'''

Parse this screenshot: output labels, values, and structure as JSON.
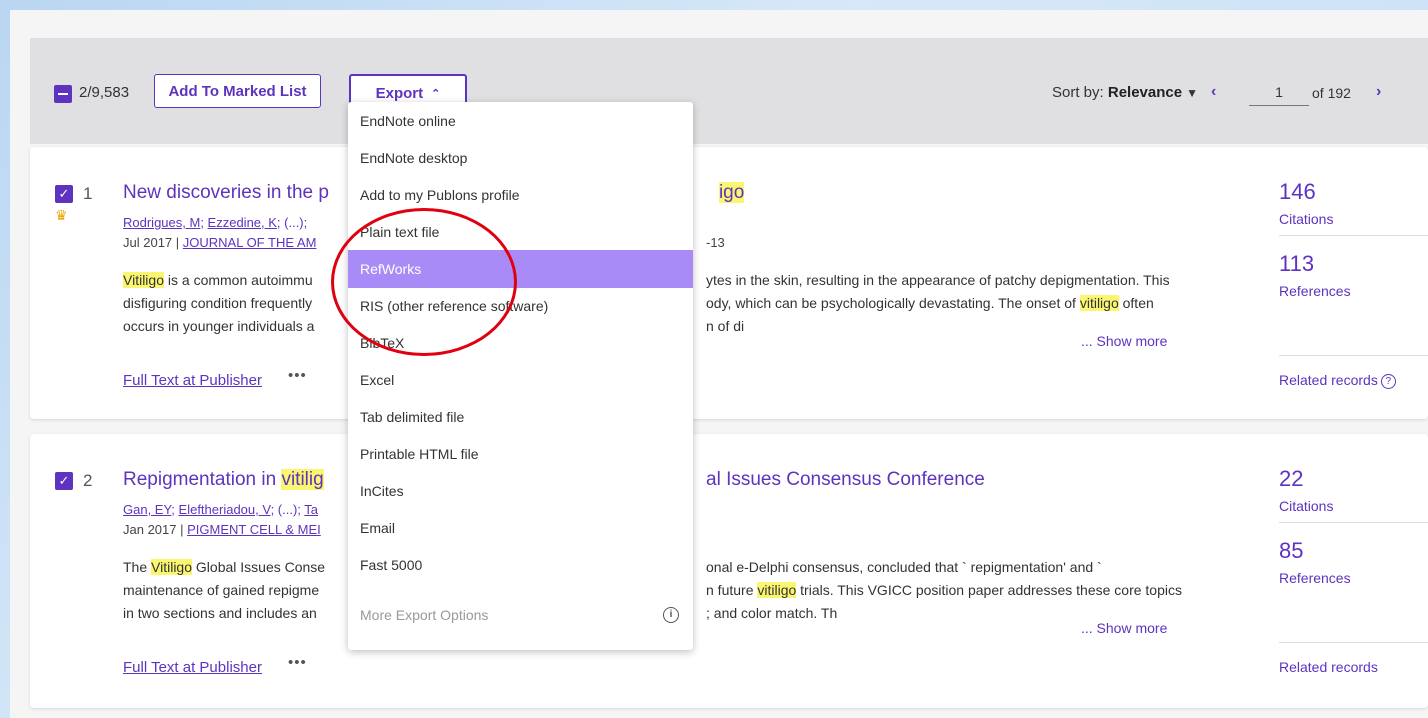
{
  "toolbar": {
    "selected_count": "2/9,583",
    "add_to_marked_list": "Add To Marked List",
    "export_label": "Export",
    "sort_prefix": "Sort by:",
    "sort_value": "Relevance",
    "page_value": "1",
    "of_pages": "of 192"
  },
  "export_menu": {
    "items": [
      "EndNote online",
      "EndNote desktop",
      "Add to my Publons profile",
      "Plain text file",
      "RefWorks",
      "RIS (other reference software)",
      "BibTeX",
      "Excel",
      "Tab delimited file",
      "Printable HTML file",
      "InCites",
      "Email",
      "Fast 5000",
      "More Export Options"
    ],
    "active_item": "RefWorks",
    "disabled_item": "More Export Options"
  },
  "annotation": {
    "color": "#e00010"
  },
  "records": [
    {
      "number": "1",
      "title_pre": "New discoveries in the p",
      "title_hl": "igo",
      "authors": [
        "Rodrigues, M",
        "Ezzedine, K"
      ],
      "authors_tail": "; (...); ",
      "meta_date": "Jul 2017 | ",
      "meta_journal": "JOURNAL OF THE AM",
      "meta_tail": "-13",
      "abstract": [
        {
          "hl": "Vitiligo",
          "text": " is a common autoimmu",
          "right": "ytes in the skin, resulting in the appearance of patchy depigmentation. This"
        },
        {
          "text": "disfiguring condition frequently",
          "right": "ody, which can be psychologically devastating. The onset of ",
          "right_hl": "vitiligo",
          "right_tail": " often"
        },
        {
          "text": "occurs in younger individuals a",
          "right": "n of di"
        }
      ],
      "show_more": "... Show more",
      "full_text": "Full Text at Publisher",
      "citations": "146",
      "citations_label": "Citations",
      "references": "113",
      "references_label": "References",
      "related": "Related records"
    },
    {
      "number": "2",
      "title_pre": "Repigmentation in ",
      "title_hl": "vitilig",
      "title_tail": "al Issues Consensus Conference",
      "authors": [
        "Gan, EY",
        "Eleftheriadou, V"
      ],
      "authors_tail": "; (...); ",
      "authors_cut": "Ta",
      "meta_date": "Jan 2017 | ",
      "meta_journal": "PIGMENT CELL & MEI",
      "abstract": [
        {
          "text": "The ",
          "hl": "Vitiligo",
          "text2": " Global Issues Conse",
          "right": "onal e-Delphi consensus, concluded that ` repigmentation' and `"
        },
        {
          "text": "maintenance of gained repigme",
          "right": "n future ",
          "right_hl": "vitiligo",
          "right_tail": " trials. This VGICC position paper addresses these core topics"
        },
        {
          "text": "in two sections and includes an",
          "right": "; and color match. Th"
        }
      ],
      "show_more": "... Show more",
      "full_text": "Full Text at Publisher",
      "citations": "22",
      "citations_label": "Citations",
      "references": "85",
      "references_label": "References",
      "related": "Related records"
    }
  ]
}
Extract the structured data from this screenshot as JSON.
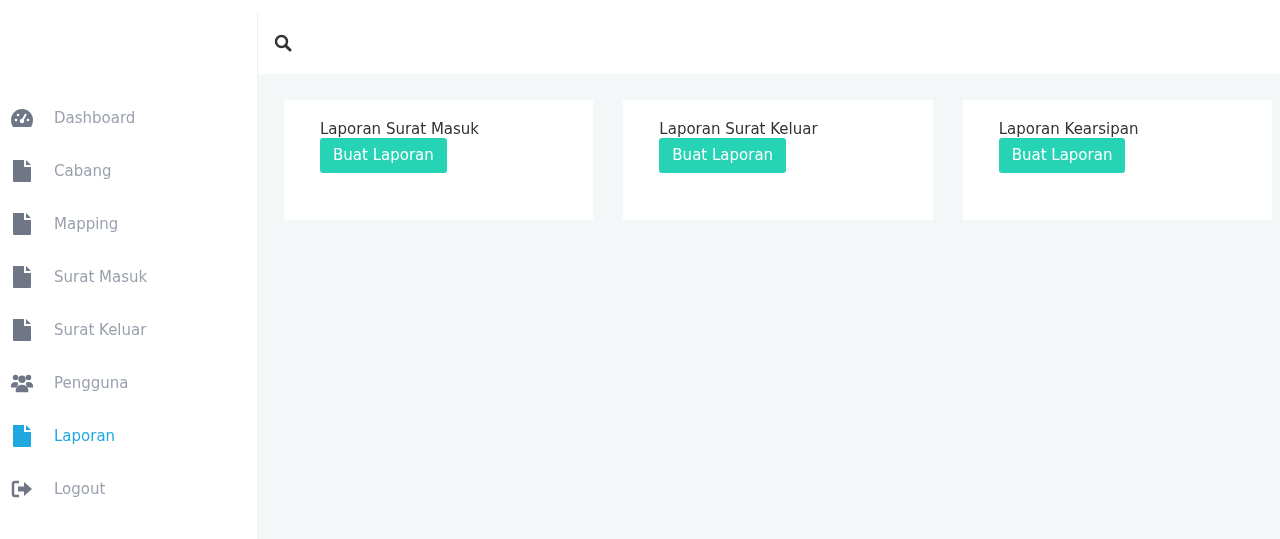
{
  "sidebar": {
    "items": [
      {
        "label": "Dashboard",
        "kind": "gauge",
        "selected": false
      },
      {
        "label": "Cabang",
        "kind": "file",
        "selected": false
      },
      {
        "label": "Mapping",
        "kind": "file",
        "selected": false
      },
      {
        "label": "Surat Masuk",
        "kind": "file",
        "selected": false
      },
      {
        "label": "Surat Keluar",
        "kind": "file",
        "selected": false
      },
      {
        "label": "Pengguna",
        "kind": "users",
        "selected": false
      },
      {
        "label": "Laporan",
        "kind": "file",
        "selected": true
      },
      {
        "label": "Logout",
        "kind": "logout",
        "selected": false
      }
    ]
  },
  "cards": [
    {
      "title": "Laporan Surat Masuk",
      "button": "Buat Laporan"
    },
    {
      "title": "Laporan Surat Keluar",
      "button": "Buat Laporan"
    },
    {
      "title": "Laporan Kearsipan",
      "button": "Buat Laporan"
    }
  ]
}
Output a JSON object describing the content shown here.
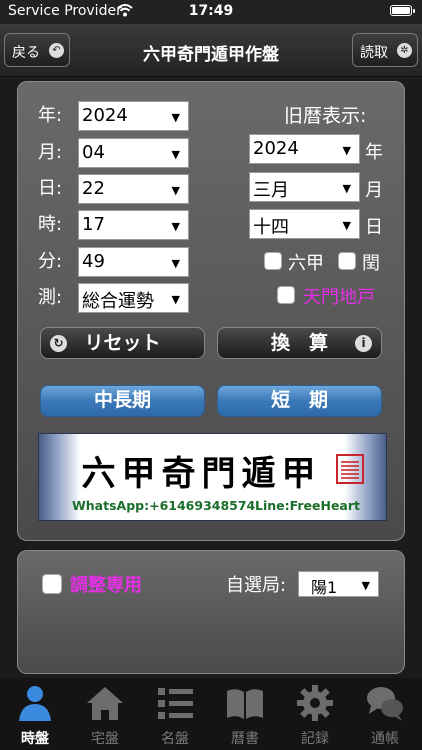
{
  "status": {
    "carrier": "Service Provider",
    "time": "17:49"
  },
  "nav": {
    "title": "六甲奇門遁甲作盤",
    "back_label": "戻る",
    "read_label": "読取"
  },
  "form": {
    "year_label": "年:",
    "month_label": "月:",
    "day_label": "日:",
    "hour_label": "時:",
    "minute_label": "分:",
    "measure_label": "測:",
    "year": "2024",
    "month": "04",
    "day": "22",
    "hour": "17",
    "minute": "49",
    "measure": "総合運勢",
    "lunar_title": "旧暦表示:",
    "lunar_year": "2024",
    "lunar_month": "三月",
    "lunar_day": "十四",
    "lunar_year_unit": "年",
    "lunar_month_unit": "月",
    "lunar_day_unit": "日",
    "liujia_label": "六甲",
    "leap_label": "閏",
    "tianmen_label": "天門地戸"
  },
  "buttons": {
    "reset": "リセット",
    "convert": "換　算",
    "long_term": "中長期",
    "short_term": "短　期"
  },
  "banner": {
    "title": "六甲奇門遁甲",
    "whatsapp": "WhatsApp:+61469348574",
    "line": "Line:FreeHeart"
  },
  "adjust": {
    "label": "調整専用",
    "select_label": "自選局:",
    "select_value": "陽1"
  },
  "tabs": [
    {
      "label": "時盤",
      "icon": "user-icon"
    },
    {
      "label": "宅盤",
      "icon": "home-icon"
    },
    {
      "label": "名盤",
      "icon": "list-icon"
    },
    {
      "label": "曆書",
      "icon": "book-icon"
    },
    {
      "label": "記録",
      "icon": "gear-icon"
    },
    {
      "label": "通帳",
      "icon": "chat-icon"
    }
  ],
  "colors": {
    "accent_magenta": "#e52fe5",
    "tab_active": "#3a8ae0",
    "button_blue": "#3a78b8"
  }
}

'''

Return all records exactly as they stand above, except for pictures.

Parse this screenshot: output labels, values, and structure as JSON.
{
  "toolbar": {
    "selected_count": "2/9,583",
    "add_to_marked_list": "Add To Marked List",
    "export_label": "Export",
    "sort_prefix": "Sort by:",
    "sort_value": "Relevance",
    "page_value": "1",
    "of_pages": "of 192"
  },
  "export_menu": {
    "items": [
      "EndNote online",
      "EndNote desktop",
      "Add to my Publons profile",
      "Plain text file",
      "RefWorks",
      "RIS (other reference software)",
      "BibTeX",
      "Excel",
      "Tab delimited file",
      "Printable HTML file",
      "InCites",
      "Email",
      "Fast 5000",
      "More Export Options"
    ],
    "active_item": "RefWorks",
    "disabled_item": "More Export Options"
  },
  "annotation": {
    "color": "#e00010"
  },
  "records": [
    {
      "number": "1",
      "title_pre": "New discoveries in the p",
      "title_hl": "igo",
      "authors": [
        "Rodrigues, M",
        "Ezzedine, K"
      ],
      "authors_tail": "; (...); ",
      "meta_date": "Jul 2017 | ",
      "meta_journal": "JOURNAL OF THE AM",
      "meta_tail": "-13",
      "abstract": [
        {
          "hl": "Vitiligo",
          "text": " is a common autoimmu",
          "right": "ytes in the skin, resulting in the appearance of patchy depigmentation. This"
        },
        {
          "text": "disfiguring condition frequently",
          "right": "ody, which can be psychologically devastating. The onset of ",
          "right_hl": "vitiligo",
          "right_tail": " often"
        },
        {
          "text": "occurs in younger individuals a",
          "right": "n of di"
        }
      ],
      "show_more": "... Show more",
      "full_text": "Full Text at Publisher",
      "citations": "146",
      "citations_label": "Citations",
      "references": "113",
      "references_label": "References",
      "related": "Related records"
    },
    {
      "number": "2",
      "title_pre": "Repigmentation in ",
      "title_hl": "vitilig",
      "title_tail": "al Issues Consensus Conference",
      "authors": [
        "Gan, EY",
        "Eleftheriadou, V"
      ],
      "authors_tail": "; (...); ",
      "authors_cut": "Ta",
      "meta_date": "Jan 2017 | ",
      "meta_journal": "PIGMENT CELL & MEI",
      "abstract": [
        {
          "text": "The ",
          "hl": "Vitiligo",
          "text2": " Global Issues Conse",
          "right": "onal e-Delphi consensus, concluded that ` repigmentation' and `"
        },
        {
          "text": "maintenance of gained repigme",
          "right": "n future ",
          "right_hl": "vitiligo",
          "right_tail": " trials. This VGICC position paper addresses these core topics"
        },
        {
          "text": "in two sections and includes an",
          "right": "; and color match. Th"
        }
      ],
      "show_more": "... Show more",
      "full_text": "Full Text at Publisher",
      "citations": "22",
      "citations_label": "Citations",
      "references": "85",
      "references_label": "References",
      "related": "Related records"
    }
  ]
}
Extract the structured data from this screenshot as JSON.
{
  "sidebar": {
    "items": [
      {
        "label": "Dashboard",
        "kind": "gauge",
        "selected": false
      },
      {
        "label": "Cabang",
        "kind": "file",
        "selected": false
      },
      {
        "label": "Mapping",
        "kind": "file",
        "selected": false
      },
      {
        "label": "Surat Masuk",
        "kind": "file",
        "selected": false
      },
      {
        "label": "Surat Keluar",
        "kind": "file",
        "selected": false
      },
      {
        "label": "Pengguna",
        "kind": "users",
        "selected": false
      },
      {
        "label": "Laporan",
        "kind": "file",
        "selected": true
      },
      {
        "label": "Logout",
        "kind": "logout",
        "selected": false
      }
    ]
  },
  "cards": [
    {
      "title": "Laporan Surat Masuk",
      "button": "Buat Laporan"
    },
    {
      "title": "Laporan Surat Keluar",
      "button": "Buat Laporan"
    },
    {
      "title": "Laporan Kearsipan",
      "button": "Buat Laporan"
    }
  ]
}
Output a JSON object describing the content shown here.
{
  "status": {
    "carrier": "Service Provider",
    "time": "17:49"
  },
  "nav": {
    "title": "六甲奇門遁甲作盤",
    "back_label": "戻る",
    "read_label": "読取"
  },
  "form": {
    "year_label": "年:",
    "month_label": "月:",
    "day_label": "日:",
    "hour_label": "時:",
    "minute_label": "分:",
    "measure_label": "測:",
    "year": "2024",
    "month": "04",
    "day": "22",
    "hour": "17",
    "minute": "49",
    "measure": "総合運勢",
    "lunar_title": "旧暦表示:",
    "lunar_year": "2024",
    "lunar_month": "三月",
    "lunar_day": "十四",
    "lunar_year_unit": "年",
    "lunar_month_unit": "月",
    "lunar_day_unit": "日",
    "liujia_label": "六甲",
    "leap_label": "閏",
    "tianmen_label": "天門地戸"
  },
  "buttons": {
    "reset": "リセット",
    "convert": "換　算",
    "long_term": "中長期",
    "short_term": "短　期"
  },
  "banner": {
    "title": "六甲奇門遁甲",
    "whatsapp": "WhatsApp:+61469348574",
    "line": "Line:FreeHeart"
  },
  "adjust": {
    "label": "調整専用",
    "select_label": "自選局:",
    "select_value": "陽1"
  },
  "tabs": [
    {
      "label": "時盤",
      "icon": "user-icon"
    },
    {
      "label": "宅盤",
      "icon": "home-icon"
    },
    {
      "label": "名盤",
      "icon": "list-icon"
    },
    {
      "label": "曆書",
      "icon": "book-icon"
    },
    {
      "label": "記録",
      "icon": "gear-icon"
    },
    {
      "label": "通帳",
      "icon": "chat-icon"
    }
  ],
  "colors": {
    "accent_magenta": "#e52fe5",
    "tab_active": "#3a8ae0",
    "button_blue": "#3a78b8"
  }
}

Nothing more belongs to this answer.